Latest posts by John Preston (see all)
- Album review:Self Esteem – Compliments Please - 12 March, 2019
- Album review: The Japanese House – Good at Falling - 11 March, 2019
- Album review: Ladytron – Ladytron - 25 February, 2019
Flourish // Perish, Braids’ 2013 ghoulishly, appropriately titled album was relentlessly electronic and micro-managed into various cerebral parts which made up several songs approaching a seven-minute play time.
Less than two years later and the Canadian, female-led band, now a trio, have returned with a collection of songs that are far more human and approachable with a new, overriding pop sensibility. Raphaelle Standell-Preston’s cut-glass voice still sounds pained and introspective in places but the accompanying sonics are tighter and more focused, brighter and with poise. They have opened an air-tight studio and with some trepidation, wandered outside.
‘Letting Go’ and ‘Taste’ open the band’s third album and both introduce bold, simple piano chords early on that dominate the entirety of Deep in the Iris. The prominent acoustic instrument on the album, Standell-Preston’s vocals are high in the mix and are also accompanied by the more expected electronic soundscapes that crash and spin elegantly around her. ‘The hardest part is letting go’, Standell-Preston repeats again and again, such is the intention to move on and begin again.
On the mid – nineties electro-pop of ‘Taste’ (listen to northern band Dubstar’s 1995 debut album ,’Disgraceful’, and you can start jointing the dots) the admission of ‘ so I left you, but you’re actually what I like’ part-way identifies the cause of this crisis.
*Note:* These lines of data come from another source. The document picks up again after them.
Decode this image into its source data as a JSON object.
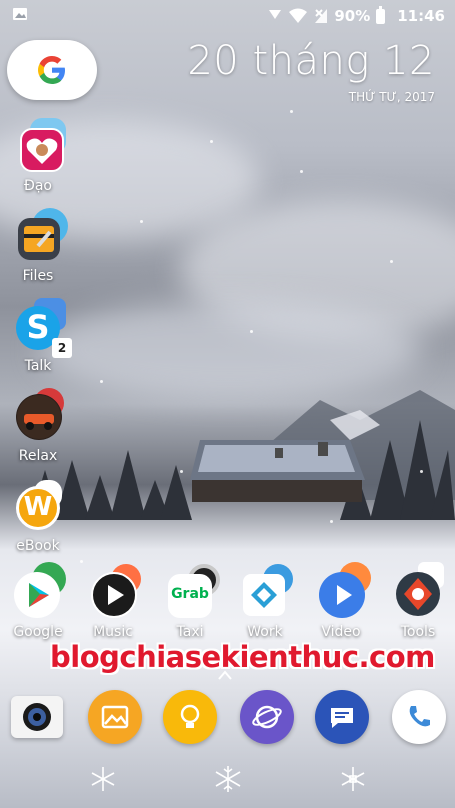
{
  "status_bar": {
    "battery_percent": "90%",
    "time": "11:46",
    "icons": [
      "image-icon",
      "signal-icon",
      "wifi-icon",
      "no-sim-icon",
      "battery-icon"
    ]
  },
  "search_widget": {
    "letter": "G",
    "icon": "google-icon"
  },
  "clock_widget": {
    "date": "20 tháng 12",
    "weekday_year": "THỨ TƯ, 2017"
  },
  "folders": [
    {
      "label": "Đạo"
    },
    {
      "label": "Files"
    },
    {
      "label": "Talk",
      "badge": "2"
    },
    {
      "label": "Relax"
    },
    {
      "label": "eBook"
    }
  ],
  "apps": [
    {
      "label": "Google"
    },
    {
      "label": "Music"
    },
    {
      "label": "Taxi",
      "grab_text": "Grab"
    },
    {
      "label": "Work"
    },
    {
      "label": "Video"
    },
    {
      "label": "Tools"
    }
  ],
  "watermark": "blogchiasekienthuc.com",
  "dock": [
    "camera-icon",
    "gallery-icon",
    "tips-icon",
    "internet-icon",
    "messages-icon",
    "phone-icon"
  ],
  "navigation": [
    "snowflake-left-icon",
    "snowflake-home-icon",
    "snowflake-right-icon"
  ],
  "colors": {
    "watermark": "#e0192e",
    "gallery": "#f6a623",
    "tips": "#f9b90a",
    "internet": "#6a55c9",
    "messages": "#2b54b8",
    "video": "#3b7de8"
  }
}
New beginnings are referred to again on what is the most, somewhat ironically, pointedly attention-seeking song on the album, ‘Miniskirt’. An anthem, regardless of its intention, that reinforces the right of any woman to wear what she chooses without fear of male violence. Standell-Preston sings in a way that suggests intense personal distress and history but with recognition that this is a depressingly age-old reaction that still lingers over women, whenever or whatever their experience.
‘It’s not like I’m feeling much different from a woman my age years ago … I’m the slut, I’m the bitch, I’m the whore, the one you hate,’ she sings, over churning keyboards and beats that wind down temporarily to a quiet, piano-only sliver – before Standell-Preston reasserts her self-nominated position of power and dignity.
‘Sore Eyes’ is both the most surprising and fully realised track on Deep in the Iris. The album’s highlight, it surrenders completely to what’s been hinted at throughout and is a relentless, synth-pop stomper that demonstrates just how far the collective writing ability of the band has come.
Built around a gloriously melodic, fantastically plain-speaking chorus about internet porn obsessions and the grubbiness experienced following hours of screen fixation, she sings, ‘Watched some porn and surfed until my eyes got sore again, and now I’m feeling gross and choked like everything I don’t want to be a part of. The girls with balloons and the men with batons, shoving it hard, two people being porn stars’
From ‘Miniskirt’ to the album closer ‘Warm Like Summer’, with its euphoric, ever escalating middle-eight-meshed between drum and bass and ever-soothing piano, the band are on a skilfully orchestrated home run.
‘Getting Tired’ has an assured but downtrodden attitude that could be early Liz Phair with pop-art aspirations. ‘Bunny Rose’, however, with it’s fizzing electro glitches and naggingly catchy chorus of ‘what’s so bad with being alone? I don’t want to aimlessly throw my love around like it’s nothing’, is both rare and thoughtful in its sentiment.
With Deep in the Iris Braids have made an album that is smart and immediate with messages and observations that are harder to find in what is essentially a brilliantly written indie-pop record, it’s one of the best around at the moment.